*Records provided*
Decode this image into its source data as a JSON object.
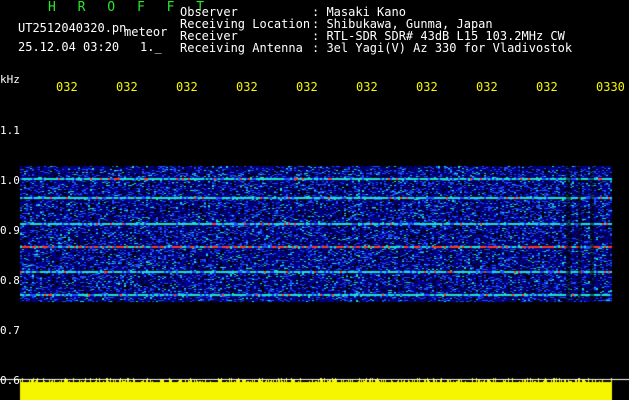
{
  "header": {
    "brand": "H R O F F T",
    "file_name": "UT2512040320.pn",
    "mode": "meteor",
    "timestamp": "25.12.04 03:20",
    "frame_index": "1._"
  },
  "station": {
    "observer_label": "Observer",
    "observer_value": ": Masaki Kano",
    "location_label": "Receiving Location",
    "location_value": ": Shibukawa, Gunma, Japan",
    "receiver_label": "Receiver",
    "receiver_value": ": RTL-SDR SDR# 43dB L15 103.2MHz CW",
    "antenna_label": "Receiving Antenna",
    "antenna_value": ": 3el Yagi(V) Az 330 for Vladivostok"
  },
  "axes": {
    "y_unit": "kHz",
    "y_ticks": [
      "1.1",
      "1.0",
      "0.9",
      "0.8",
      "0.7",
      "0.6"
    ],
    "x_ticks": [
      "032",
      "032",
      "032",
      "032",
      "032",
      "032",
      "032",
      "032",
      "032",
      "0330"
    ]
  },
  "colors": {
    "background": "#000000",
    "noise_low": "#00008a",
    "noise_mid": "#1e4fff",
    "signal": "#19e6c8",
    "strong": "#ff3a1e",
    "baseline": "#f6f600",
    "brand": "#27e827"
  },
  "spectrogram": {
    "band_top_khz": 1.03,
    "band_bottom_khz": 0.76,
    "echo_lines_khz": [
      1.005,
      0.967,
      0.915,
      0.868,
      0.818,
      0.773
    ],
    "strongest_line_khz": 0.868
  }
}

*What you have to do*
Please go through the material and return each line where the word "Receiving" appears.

*Result of the exercise*
    "location_label": "Receiving Location",
    "antenna_label": "Receiving Antenna",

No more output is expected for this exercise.